WASHINGTON — The chairman of a House committee investigating the deadly 2012 attacks in Benghazi, Libya, said Tuesday he will call former Secretary of State Hillary Rodham Clinton to appear before his committee at least twice.
Rep. Trey Gowdy, R-S.C., said one appearance is needed to "clear up" Clinton's role in using personal email to conduct official business as the nation's top diplomat. The committee wants to establish that it has a complete record with respect to Clinton's four-year tenure, Gowdy said.
The committee also plans to call Clinton to appear at a separate public hearing to answer questions specifically regarding Libya and the September 2012 attacks in Benghazi that killed U.S. Ambassador Christopher Smith and three other Americans, Gowdy said.
Gowdy said he was "left with more questions than answers" following Clinton's news conference on the email controversy Tuesday in New York. Clinton said she should have used government email as secretary of state and acknowledged she had destroyed tens of thousands of emails in her private account that she described as personal in nature.
Gowdy said in a statement that "serious questions" remain about the security of the system Clinton employed, including who authorized the exclusive use of personal email, despite advice to the contrary from the State Department and the White House. Gowdy said he also wants to know who had access to a private server from the time Clinton left office until the emails were turned over to the State Department last year.
Gowdy called on Clinton to turn her server over to a neutral third party who could determine which documents should be public and which should remain private.
Rep. Elijah Cummings, D-Md., the senior Democrat on the Benghazi committee, said he was glad Clinton addressed the email controversy in person, and he welcomed the State Department's decision to release Clinton's emails related to Benghazi as soon as possible.
Cummings said he hopes the Benghazi panel "will return to its purpose of investigating the attacks in Benghazi instead of attempting to impact the 2016 presidential election."
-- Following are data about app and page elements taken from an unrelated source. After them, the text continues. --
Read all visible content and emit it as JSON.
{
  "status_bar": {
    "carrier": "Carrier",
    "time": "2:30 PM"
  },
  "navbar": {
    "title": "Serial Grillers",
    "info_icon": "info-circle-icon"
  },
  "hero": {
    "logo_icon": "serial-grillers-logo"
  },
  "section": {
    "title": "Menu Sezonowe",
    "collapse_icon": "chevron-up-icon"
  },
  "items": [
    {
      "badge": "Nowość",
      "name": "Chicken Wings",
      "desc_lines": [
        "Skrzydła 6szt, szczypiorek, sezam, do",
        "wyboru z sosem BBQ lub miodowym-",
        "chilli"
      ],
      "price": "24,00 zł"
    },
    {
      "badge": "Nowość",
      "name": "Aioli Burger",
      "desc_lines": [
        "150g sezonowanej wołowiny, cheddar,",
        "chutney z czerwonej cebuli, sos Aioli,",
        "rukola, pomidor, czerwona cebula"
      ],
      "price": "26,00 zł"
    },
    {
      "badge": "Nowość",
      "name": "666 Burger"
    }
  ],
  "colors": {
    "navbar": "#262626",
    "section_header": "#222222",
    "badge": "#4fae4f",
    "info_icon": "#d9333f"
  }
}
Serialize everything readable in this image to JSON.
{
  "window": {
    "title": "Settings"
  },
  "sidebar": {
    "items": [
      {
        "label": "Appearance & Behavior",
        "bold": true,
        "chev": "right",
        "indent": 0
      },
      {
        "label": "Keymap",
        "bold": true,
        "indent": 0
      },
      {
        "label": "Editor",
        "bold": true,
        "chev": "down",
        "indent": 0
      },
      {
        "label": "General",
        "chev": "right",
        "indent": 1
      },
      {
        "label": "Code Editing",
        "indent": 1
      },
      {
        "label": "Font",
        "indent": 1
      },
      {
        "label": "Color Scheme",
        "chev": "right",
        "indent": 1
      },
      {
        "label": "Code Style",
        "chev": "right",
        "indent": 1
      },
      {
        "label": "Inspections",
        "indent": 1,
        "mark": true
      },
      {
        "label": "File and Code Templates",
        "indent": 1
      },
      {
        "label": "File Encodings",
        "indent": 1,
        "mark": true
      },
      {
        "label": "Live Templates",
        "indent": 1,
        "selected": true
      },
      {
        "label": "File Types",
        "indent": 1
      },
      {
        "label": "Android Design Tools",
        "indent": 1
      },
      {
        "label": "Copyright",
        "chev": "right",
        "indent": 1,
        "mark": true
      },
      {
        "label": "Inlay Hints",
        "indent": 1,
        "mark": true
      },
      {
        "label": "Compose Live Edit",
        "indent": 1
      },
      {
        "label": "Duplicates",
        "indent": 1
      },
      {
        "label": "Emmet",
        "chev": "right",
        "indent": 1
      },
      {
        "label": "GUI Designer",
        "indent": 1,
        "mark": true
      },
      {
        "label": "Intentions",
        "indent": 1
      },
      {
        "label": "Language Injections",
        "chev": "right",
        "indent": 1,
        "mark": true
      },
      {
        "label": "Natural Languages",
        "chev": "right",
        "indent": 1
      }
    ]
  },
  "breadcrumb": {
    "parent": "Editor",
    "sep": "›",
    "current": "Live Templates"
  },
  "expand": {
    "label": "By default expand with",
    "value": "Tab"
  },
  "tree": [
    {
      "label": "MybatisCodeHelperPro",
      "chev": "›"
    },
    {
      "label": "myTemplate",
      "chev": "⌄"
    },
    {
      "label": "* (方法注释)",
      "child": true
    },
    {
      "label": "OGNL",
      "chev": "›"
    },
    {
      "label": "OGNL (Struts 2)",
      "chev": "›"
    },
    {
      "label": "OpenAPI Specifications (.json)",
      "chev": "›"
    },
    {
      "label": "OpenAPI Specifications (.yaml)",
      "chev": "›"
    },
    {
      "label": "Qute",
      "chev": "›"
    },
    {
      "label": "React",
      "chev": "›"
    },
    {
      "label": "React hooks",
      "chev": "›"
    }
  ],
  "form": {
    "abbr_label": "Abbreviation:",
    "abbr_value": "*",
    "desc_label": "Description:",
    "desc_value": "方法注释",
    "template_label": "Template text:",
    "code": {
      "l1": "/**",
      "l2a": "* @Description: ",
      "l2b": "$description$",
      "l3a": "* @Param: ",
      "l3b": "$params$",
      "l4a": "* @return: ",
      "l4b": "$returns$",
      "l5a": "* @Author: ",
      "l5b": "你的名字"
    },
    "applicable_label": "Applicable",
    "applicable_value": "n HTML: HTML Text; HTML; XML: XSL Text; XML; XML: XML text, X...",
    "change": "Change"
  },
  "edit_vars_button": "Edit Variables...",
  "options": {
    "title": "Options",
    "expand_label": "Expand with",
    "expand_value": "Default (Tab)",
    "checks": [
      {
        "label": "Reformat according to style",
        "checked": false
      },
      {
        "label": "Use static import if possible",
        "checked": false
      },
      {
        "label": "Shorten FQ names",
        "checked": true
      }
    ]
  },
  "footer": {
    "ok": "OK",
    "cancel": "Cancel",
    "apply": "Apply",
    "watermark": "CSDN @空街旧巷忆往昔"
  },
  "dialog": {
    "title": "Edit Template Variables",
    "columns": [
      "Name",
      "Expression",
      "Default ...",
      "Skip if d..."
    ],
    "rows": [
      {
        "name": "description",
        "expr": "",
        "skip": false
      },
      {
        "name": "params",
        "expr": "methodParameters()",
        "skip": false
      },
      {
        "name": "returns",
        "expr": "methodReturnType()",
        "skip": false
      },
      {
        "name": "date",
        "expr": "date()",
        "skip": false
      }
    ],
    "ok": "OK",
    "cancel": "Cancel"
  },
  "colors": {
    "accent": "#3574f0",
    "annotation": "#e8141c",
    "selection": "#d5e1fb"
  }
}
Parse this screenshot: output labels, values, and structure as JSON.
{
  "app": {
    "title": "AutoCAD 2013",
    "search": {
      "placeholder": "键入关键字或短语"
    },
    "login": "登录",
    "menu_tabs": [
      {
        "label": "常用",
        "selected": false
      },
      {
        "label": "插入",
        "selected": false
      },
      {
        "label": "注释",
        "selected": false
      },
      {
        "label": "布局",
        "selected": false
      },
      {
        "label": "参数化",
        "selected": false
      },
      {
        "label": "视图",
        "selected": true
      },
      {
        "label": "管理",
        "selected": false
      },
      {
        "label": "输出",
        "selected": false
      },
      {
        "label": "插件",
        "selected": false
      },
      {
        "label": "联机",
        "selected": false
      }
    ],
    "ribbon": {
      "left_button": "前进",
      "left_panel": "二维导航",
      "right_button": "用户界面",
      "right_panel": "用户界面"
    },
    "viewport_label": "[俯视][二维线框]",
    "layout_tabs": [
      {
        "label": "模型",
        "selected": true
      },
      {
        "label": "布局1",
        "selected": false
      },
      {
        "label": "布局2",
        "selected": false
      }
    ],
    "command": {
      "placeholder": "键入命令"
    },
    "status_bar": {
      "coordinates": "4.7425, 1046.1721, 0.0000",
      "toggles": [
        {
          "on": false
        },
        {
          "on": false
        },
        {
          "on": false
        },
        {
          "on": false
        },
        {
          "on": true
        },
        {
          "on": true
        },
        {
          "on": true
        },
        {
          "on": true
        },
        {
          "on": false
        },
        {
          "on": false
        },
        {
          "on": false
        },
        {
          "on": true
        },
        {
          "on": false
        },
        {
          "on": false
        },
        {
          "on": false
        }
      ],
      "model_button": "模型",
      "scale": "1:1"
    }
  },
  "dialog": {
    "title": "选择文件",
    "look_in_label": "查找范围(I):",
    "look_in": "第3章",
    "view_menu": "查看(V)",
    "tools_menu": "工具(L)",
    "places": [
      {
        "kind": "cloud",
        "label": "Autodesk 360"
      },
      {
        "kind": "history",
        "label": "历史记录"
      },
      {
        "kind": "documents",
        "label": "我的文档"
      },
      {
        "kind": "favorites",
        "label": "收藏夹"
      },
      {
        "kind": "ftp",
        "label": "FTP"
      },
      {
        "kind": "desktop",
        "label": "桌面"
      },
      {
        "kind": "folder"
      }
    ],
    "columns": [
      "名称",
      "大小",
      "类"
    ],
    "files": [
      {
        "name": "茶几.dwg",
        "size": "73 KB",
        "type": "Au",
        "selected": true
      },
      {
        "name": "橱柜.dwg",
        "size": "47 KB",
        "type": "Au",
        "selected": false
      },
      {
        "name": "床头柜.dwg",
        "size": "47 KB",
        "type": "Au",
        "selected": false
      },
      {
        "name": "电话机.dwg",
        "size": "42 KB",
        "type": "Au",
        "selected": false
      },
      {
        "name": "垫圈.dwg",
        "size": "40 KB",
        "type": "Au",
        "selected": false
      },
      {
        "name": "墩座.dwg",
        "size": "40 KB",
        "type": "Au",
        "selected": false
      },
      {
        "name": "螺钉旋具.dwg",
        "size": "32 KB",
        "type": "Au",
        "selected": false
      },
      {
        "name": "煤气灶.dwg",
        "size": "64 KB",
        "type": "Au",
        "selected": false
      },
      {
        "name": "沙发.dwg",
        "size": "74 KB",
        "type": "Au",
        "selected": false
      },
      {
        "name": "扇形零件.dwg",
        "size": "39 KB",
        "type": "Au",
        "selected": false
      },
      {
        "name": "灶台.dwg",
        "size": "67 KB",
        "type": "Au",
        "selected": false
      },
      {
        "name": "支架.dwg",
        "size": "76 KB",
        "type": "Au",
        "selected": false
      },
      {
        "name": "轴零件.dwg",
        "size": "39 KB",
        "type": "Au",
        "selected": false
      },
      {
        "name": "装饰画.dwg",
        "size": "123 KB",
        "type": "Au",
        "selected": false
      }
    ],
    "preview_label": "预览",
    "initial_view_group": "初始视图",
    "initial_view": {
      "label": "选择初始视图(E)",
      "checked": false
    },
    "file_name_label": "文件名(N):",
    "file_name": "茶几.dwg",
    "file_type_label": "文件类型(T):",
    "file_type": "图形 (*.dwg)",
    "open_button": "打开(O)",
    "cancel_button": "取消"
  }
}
Clinton is considered the Democratic front-runner for president, although she has not declared her candidacy.